Today - being the last day before the forecast rain, I left work early (CLACK!) & arrived home to an empty house. I put the back of the car on ramps & reached for the spanners. The diff bolts accessible from under the car were all tight, I got a little more torque on a couple of wishbone bolts, but nothing to explain the CLACK! Next job was to take out the seats to get to the front diff bolts - sounds dramatic, but it only takes about three minutes per side. Passenger side first & I got about a turn on the bolt - Aha! If the driver's side was as loose it could account for the CLACK!.

Passenger seat back in (I'd found my long lost leatherman under it) & round to the driver's side, seat out & as I removed the grommet in the side panel, the diff bolt fell out. Yes, that will account for the CLACK I could feel. I bolted it back in (swinging on the ratchet as hard as I dared), put the seat back in & took the car out to get some fuel. not only was there not a CLACK!, but the diff whine I remembered from when the car was new is back.

Job done it seems.

Sunday 1 September 2013

Cotswold Curves

So, although the Fury’s been out everyday this week as my conveyance of choice for commuting in the fine weather we’ve been having, my blat-gland needed massaging.

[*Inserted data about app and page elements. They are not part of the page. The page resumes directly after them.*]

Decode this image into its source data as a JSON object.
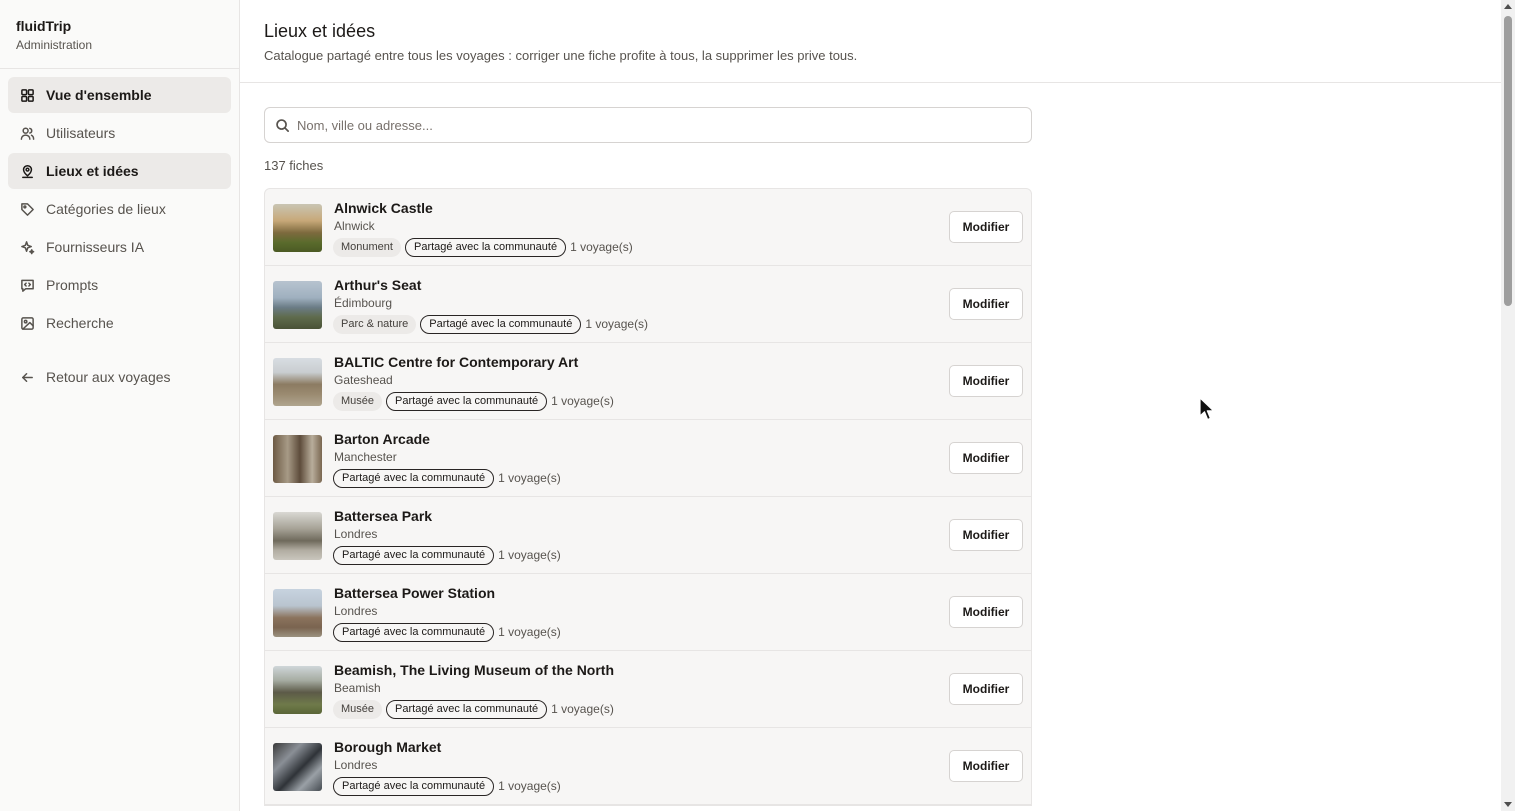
{
  "brand": {
    "name": "fluidTrip",
    "subtitle": "Administration"
  },
  "sidebar": {
    "items": [
      {
        "label": "Vue d'ensemble",
        "icon": "grid-icon",
        "active": true
      },
      {
        "label": "Utilisateurs",
        "icon": "users-icon",
        "active": false
      },
      {
        "label": "Lieux et idées",
        "icon": "map-pin-icon",
        "active": true
      },
      {
        "label": "Catégories de lieux",
        "icon": "tag-icon",
        "active": false
      },
      {
        "label": "Fournisseurs IA",
        "icon": "sparkles-icon",
        "active": false
      },
      {
        "label": "Prompts",
        "icon": "code-message-icon",
        "active": false
      },
      {
        "label": "Recherche",
        "icon": "image-icon",
        "active": false
      }
    ],
    "back_label": "Retour aux voyages"
  },
  "header": {
    "title": "Lieux et idées",
    "subtitle": "Catalogue partagé entre tous les voyages : corriger une fiche profite à tous, la supprimer les prive tous."
  },
  "search": {
    "placeholder": "Nom, ville ou adresse...",
    "value": ""
  },
  "count_label": "137 fiches",
  "shared_label": "Partagé avec la communauté",
  "edit_label": "Modifier",
  "places": [
    {
      "name": "Alnwick Castle",
      "city": "Alnwick",
      "category": "Monument",
      "trips": "1 voyage(s)"
    },
    {
      "name": "Arthur's Seat",
      "city": "Édimbourg",
      "category": "Parc & nature",
      "trips": "1 voyage(s)"
    },
    {
      "name": "BALTIC Centre for Contemporary Art",
      "city": "Gateshead",
      "category": "Musée",
      "trips": "1 voyage(s)"
    },
    {
      "name": "Barton Arcade",
      "city": "Manchester",
      "category": "",
      "trips": "1 voyage(s)"
    },
    {
      "name": "Battersea Park",
      "city": "Londres",
      "category": "",
      "trips": "1 voyage(s)"
    },
    {
      "name": "Battersea Power Station",
      "city": "Londres",
      "category": "",
      "trips": "1 voyage(s)"
    },
    {
      "name": "Beamish, The Living Museum of the North",
      "city": "Beamish",
      "category": "Musée",
      "trips": "1 voyage(s)"
    },
    {
      "name": "Borough Market",
      "city": "Londres",
      "category": "",
      "trips": "1 voyage(s)"
    }
  ],
  "colors": {
    "accent": "#1c1917",
    "active_bg": "#eceae8",
    "row_bg": "#f7f6f5",
    "border": "#e7e5e4"
  }
}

Last weekend was supposed to be the car’s first post-rebuild run, but weather ruled out the 1st proposed date & a promise to visit the coast with my wife ruled out the re-arranged blatt on the bank holiday. This weekend there appeared to be nothing happening SKCC-wise until Crunchie proposed a run to the Cotswolds. That’s not a direction we go often, so I was in, but in spite of some other interest, the set-off time saw just the two of us sitting in the car park filling our faces with the sausage & egg McMuffins Chrunchie had generously bought along & gazeing at the super lightweight titanium bolts appearing on the Crunchiemobile. Drilled for wirelocking too.

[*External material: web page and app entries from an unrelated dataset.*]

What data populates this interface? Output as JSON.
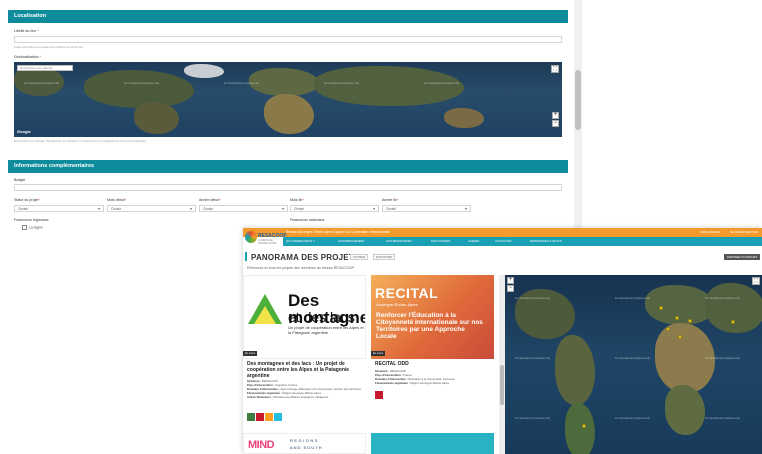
{
  "form": {
    "sections": {
      "localisation": "Localisation",
      "infos": "Informations complémentaires"
    },
    "fields": {
      "libelle_label": "Libellé du lieu",
      "libelle_help": "Cette information sert seulement à afficher le lieu/le titre",
      "geoloc_label": "Géolocalisation",
      "map_search_placeholder": "Rechercher une adresse",
      "map_hint": "Recherchez une adresse \"Rechercher une adresse\" et sélectionnez ou manipulez la carte pour la délimiter",
      "budget_label": "Budget",
      "statut_label": "Statut du projet",
      "mois_debut_label": "Mois début",
      "annee_debut_label": "Année début",
      "mois_fin_label": "Mois fin",
      "annee_fin_label": "Année fin",
      "select_placeholder": "Choisir",
      "financeurs_regionaux": "Financeurs régionaux",
      "financeurs_nationaux": "Financeurs nationaux",
      "option_region": "La région",
      "required_mark": "*"
    },
    "map": {
      "google_label": "Google",
      "watermark": "For development purposes only",
      "zoom_in": "+",
      "zoom_out": "−",
      "fullscreen": "⛶"
    }
  },
  "site": {
    "logo_title": "RESACOOP",
    "logo_subtitle": "AUVERGNE-RHÔNE-ALPES",
    "topbar_title": "Réseau Auvergne-Rhône-Alpes d'appui à la Coopération Internationale",
    "topbar_right": [
      "MON ESPACE",
      "SE DÉCONNECTER"
    ],
    "nav": [
      "QUI SOMMES-NOUS ?",
      "ACCOMPAGNEMENT",
      "NOS RESSOURCES",
      "NOS ACTEURS",
      "AGENDA",
      "ACTUALITÉS",
      "RESSOURCES & OUTILS"
    ],
    "page_title": "PANORAMA DES PROJETS",
    "btn_filter": "FILTRER",
    "btn_export": "EXPORTER",
    "btn_add": "DÉPOSER UN PROJET",
    "subtitle": "Retrouvez ici tous les projets des membres du réseau RESACOOP"
  },
  "cards": [
    {
      "img_title_1": "Des montagnes",
      "img_title_2": "et des lacs",
      "img_caption": "Un projet de coopération entre les Alpes et la Patagonie argentine",
      "tag": "En cours",
      "title": "Des montagnes et des lacs : Un projet de coopération entre les Alpes et la Patagonie argentine",
      "meta": [
        {
          "k": "Structure :",
          "v": "RESACOOP"
        },
        {
          "k": "Pays d'intervention :",
          "v": "Argentine, France"
        },
        {
          "k": "Domaine d'intervention :",
          "v": "Agro-écologie, Éducation à la citoyenneté, Gestion des territoires"
        },
        {
          "k": "Financements régionaux :",
          "v": "Région Auvergne-Rhône-Alpes"
        },
        {
          "k": "Autres financeurs :",
          "v": "Ministère des Affaires étrangères, Patagonie"
        }
      ]
    },
    {
      "img_title_1": "RECITAL",
      "img_subtitle": "Auvergne-Rhône-Alpes",
      "img_tagline": "Renforcer l'Éducation à la Citoyenneté Internationale sur nos Territoires par une Approche Locale",
      "tag": "En cours",
      "title": "RECITAL ODD",
      "meta": [
        {
          "k": "Structure :",
          "v": "RESACOOP"
        },
        {
          "k": "Pays d'intervention :",
          "v": "France"
        },
        {
          "k": "Domaine d'intervention :",
          "v": "Éducation à la citoyenneté, Jeunesse"
        },
        {
          "k": "Financements régionaux :",
          "v": "Région Auvergne-Rhône-Alpes"
        }
      ]
    },
    {
      "img_title_1": "MIND",
      "img_line_1": "REGIONS",
      "img_line_2": "AND SOUTH"
    }
  ],
  "colors": {
    "teal": "#0e8c9c",
    "orange": "#f29b2c",
    "nav_teal": "#1aa0b5",
    "pin": "#f2d22a"
  }
}
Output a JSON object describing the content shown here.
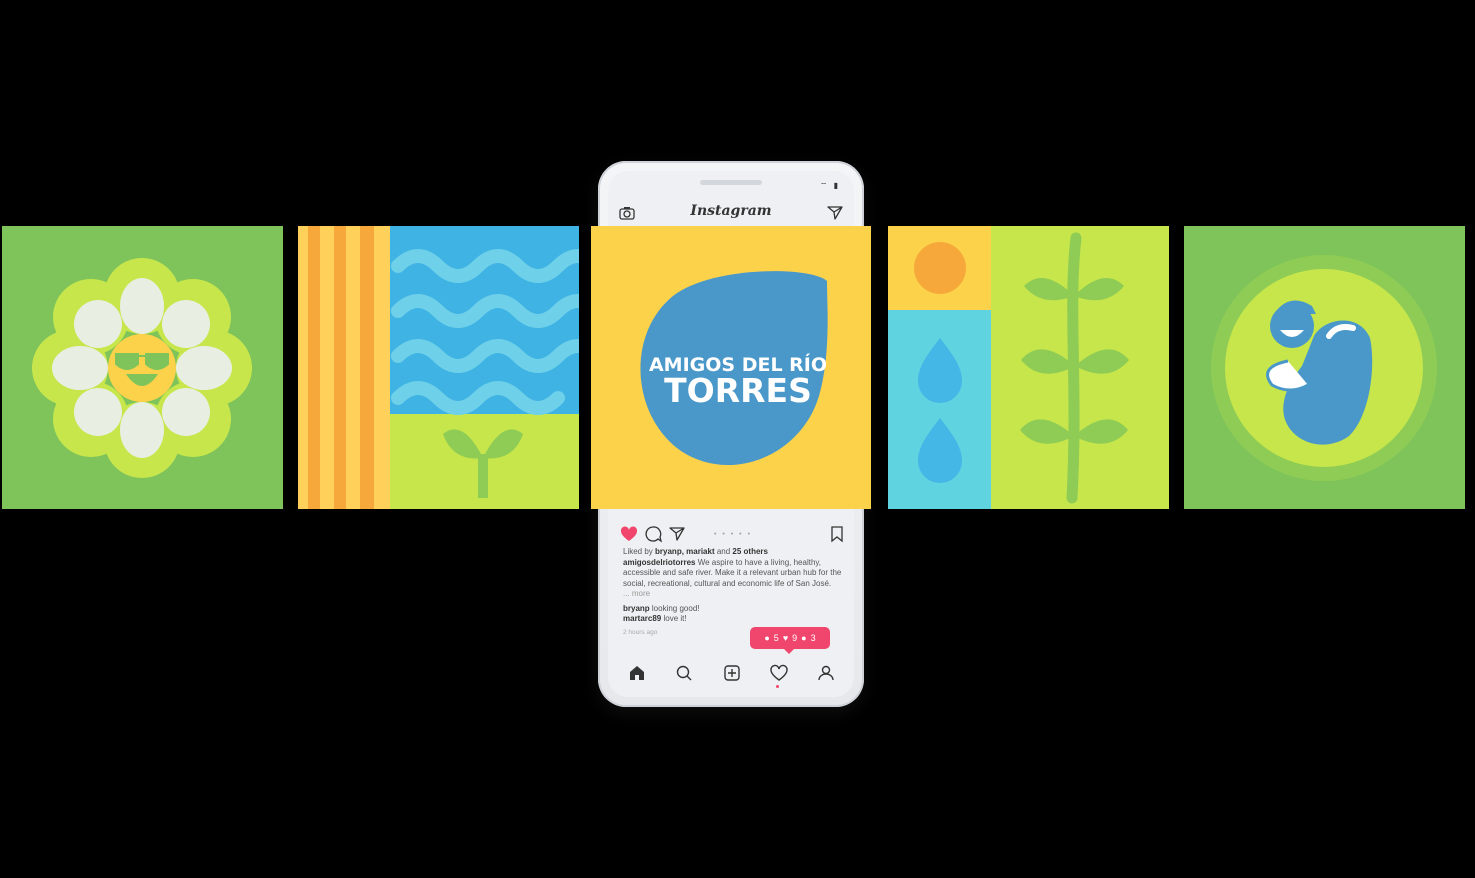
{
  "phone": {
    "app_title": "Instagram",
    "post": {
      "image_text_line1": "AMIGOS DEL RÍO",
      "image_text_line2": "TORRES",
      "liked_by_prefix": "Liked by ",
      "liked_by_users": "bryanp, mariakt",
      "liked_by_and": " and ",
      "liked_by_others": "25 others",
      "author": "amigosdelriotorres",
      "caption": " We aspire to have a living, healthy, accessible and safe river. Make it a relevant urban hub for the social, recreational, cultural and economic life of San José.",
      "more": "... more",
      "comments": [
        {
          "user": "bryanp",
          "text": " looking good!"
        },
        {
          "user": "martarc89",
          "text": " love it!"
        }
      ],
      "timestamp": "2 hours ago",
      "carousel_dots": "• • • • •"
    },
    "notification": {
      "comments": "5",
      "likes": "9",
      "follows": "3"
    },
    "status": "⌔ ▮"
  },
  "colors": {
    "brand_yellow": "#fdd24b",
    "brand_blue": "#4a98c9",
    "green": "#7ec45a",
    "lime": "#c6e64b",
    "like_red": "#f0456c"
  },
  "icons": [
    "camera-icon",
    "send-icon",
    "heart-icon",
    "comment-icon",
    "share-icon",
    "bookmark-icon",
    "home-icon",
    "search-icon",
    "add-icon",
    "activity-icon",
    "profile-icon"
  ]
}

Five past & still no sign of anyone else, so we set off. The sun was just rising & there was an autumnal nip in the air requiring a windproof coat & gloves, but the roads were pretty clear. As we wound our way into Oxfordshire we saw evidence of what Clarkson often moans about.
Speedlimits posted seemingly randomly 20, 30 or 40 in towns, 30, 40, 50 or NSL in the country – yes there were large stretches of decent, smooth road with no habitation with a 30 sign every 50 yards. This absurdly low limit seemed to be ignored wholesale by the locals.

That - & me taking the wrong turn off a roundabout near Oxford were the only irritations, as we made the most of what could be the last of the nice days. We breakfasted at the Falkland Arms in a place called “Great Tew” which suggests there is a “little Tew” in the area. If so it must be pretty damn small as Great Tew was little more than a hamlet. Very pretty though & the Falkland Arms itself was a superb example of a “proper” English hostelery, been there since just after the dawn of time, wood fired, low ceilinged & with a warren of small comfy rooms. Also, until you got used to the geography of the place, the gents never seemed to be in quite the same place you remembered it being.

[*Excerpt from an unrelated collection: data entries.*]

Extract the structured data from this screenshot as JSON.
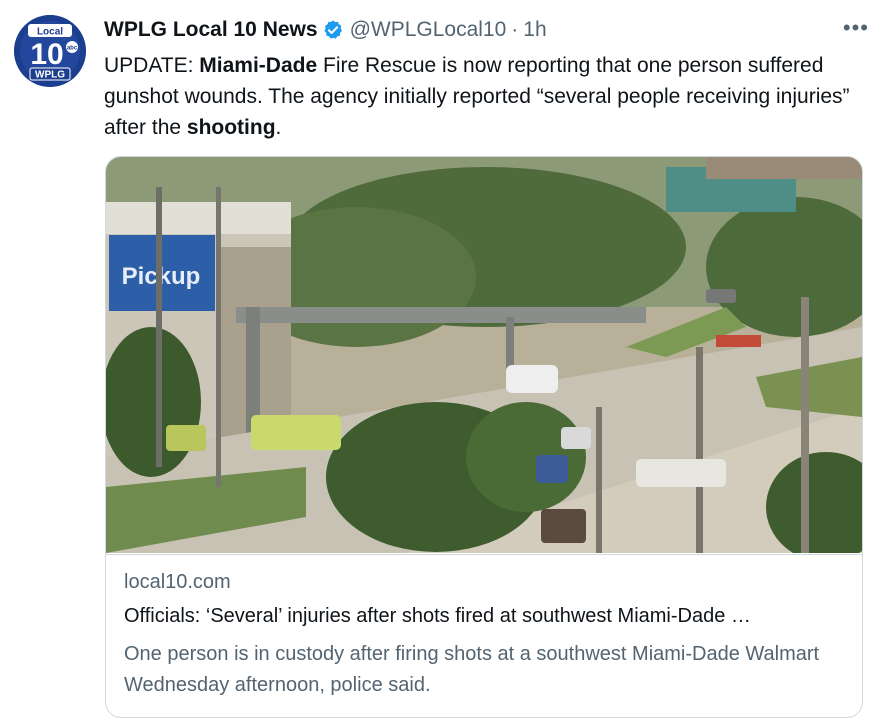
{
  "tweet": {
    "author": {
      "display_name": "WPLG Local 10 News",
      "handle": "@WPLGLocal10",
      "verified": true,
      "avatar_text_top": "Local",
      "avatar_number": "10",
      "avatar_text_bottom": "WPLG",
      "avatar_network": "abc"
    },
    "separator": "·",
    "timestamp": "1h",
    "more_icon": "more-horizontal-icon",
    "text_segments": [
      {
        "text": "UPDATE: ",
        "bold": false
      },
      {
        "text": "Miami-Dade",
        "bold": true
      },
      {
        "text": " Fire Rescue is now reporting that one person suffered gunshot wounds. The agency initially reported “several people receiving injuries” after the ",
        "bold": false
      },
      {
        "text": "shooting",
        "bold": true
      },
      {
        "text": ".",
        "bold": false
      }
    ]
  },
  "card": {
    "image_sign_text": "Pickup",
    "domain": "local10.com",
    "title": "Officials: ‘Several’ injuries after shots fired at southwest Miami-Dade …",
    "description": "One person is in custody after firing shots at a southwest Miami-Dade Walmart Wednesday afternoon, police said."
  },
  "colors": {
    "text": "#0f1419",
    "secondary": "#536471",
    "verified_blue": "#1d9bf0",
    "border": "#cfd9de",
    "avatar_blue": "#1c3e8e"
  }
}
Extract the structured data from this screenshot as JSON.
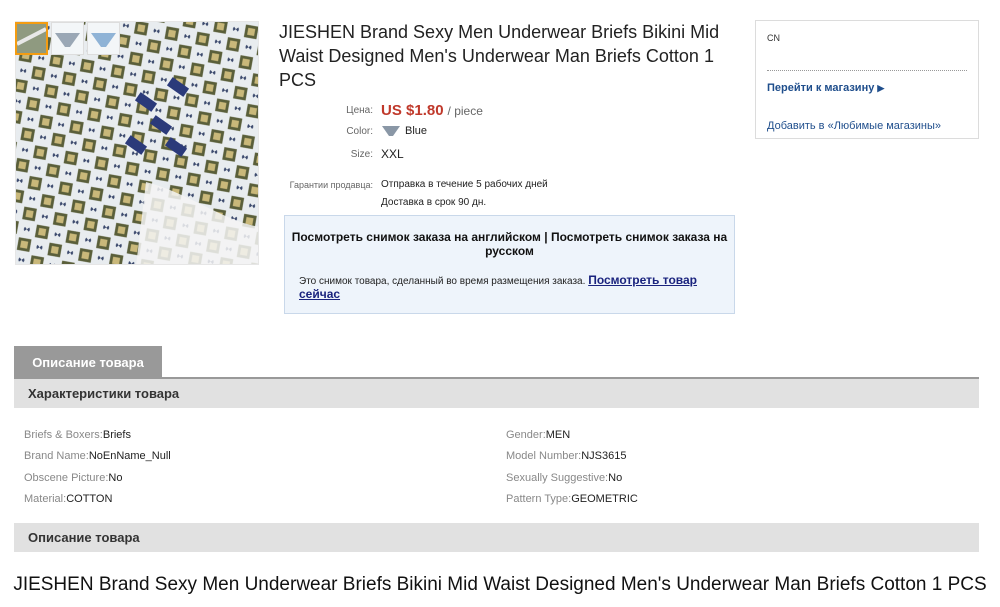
{
  "product": {
    "title": "JIESHEN Brand Sexy Men Underwear Briefs Bikini Mid Waist Designed Men's Underwear Man Briefs Cotton 1 PCS",
    "price_label": "Цена:",
    "price_value": "US $1.80",
    "price_unit": "/ piece",
    "color_label": "Color:",
    "color_value": "Blue",
    "size_label": "Size:",
    "size_value": "XXL",
    "guarantee_label": "Гарантии продавца:",
    "guarantee_line1": "Отправка в течение 5 рабочих дней",
    "guarantee_line2": "Доставка в срок 90 дн."
  },
  "snapshot": {
    "link_en": "Посмотреть снимок заказа на английском",
    "separator": "|",
    "link_ru": "Посмотреть снимок заказа на русском",
    "note": "Это снимок товара, сделанный во время размещения заказа.",
    "view_now": "Посмотреть товар сейчас"
  },
  "store": {
    "country": "CN",
    "go_to_store": "Перейти к магазину",
    "add_favorite": "Добавить в «Любимые магазины»"
  },
  "tabs": {
    "description": "Описание товара"
  },
  "specs": {
    "heading": "Характеристики товара",
    "items": [
      {
        "key": "Briefs & Boxers:",
        "value": "Briefs"
      },
      {
        "key": "Gender:",
        "value": "MEN"
      },
      {
        "key": "Brand Name:",
        "value": "NoEnName_Null"
      },
      {
        "key": "Model Number:",
        "value": "NJS3615"
      },
      {
        "key": "Obscene Picture:",
        "value": "No"
      },
      {
        "key": "Sexually Suggestive:",
        "value": "No"
      },
      {
        "key": "Material:",
        "value": "COTTON"
      },
      {
        "key": "Pattern Type:",
        "value": "GEOMETRIC"
      }
    ]
  },
  "description": {
    "heading": "Описание товара",
    "title_line": "JIESHEN Brand Sexy Men Underwear Briefs Bikini Mid Waist Designed Men's Underwear  Man Briefs Cotton 1 PCS"
  },
  "colors": {
    "price": "#c0392b",
    "link": "#1f4e8c",
    "tab": "#999999",
    "section_bar": "#e1e1e1",
    "snapshot_bg": "#eef4fb"
  }
}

Once again I am indebted to Mr Crunchie for standing me a breakfast – very kind, we sat at a 3” thick oak table that had probably been there since the time of Henry VIII, ate breakfast, talked Engineering & looked out of leaded windows at the kits cooling in the sunshine.

After an hour or so we headed off again, with me still leading since the satnav mount had broken off the dash of Crunchie’s car – the only breakage all day – which is nice. The roads on the return leg were spectacular, there had been good stretches on the way, but the home run had longer stretches of smoother windier roads with less speed limits & less traffic. What traffic there was seemed to melt away, either turning off, going straight on when we turned off, or even letting us past – almost unheard of in the UK. So all in all a very pleasant morning, 175 miles (ish) & nothing needing doing to the Fury. Excellent.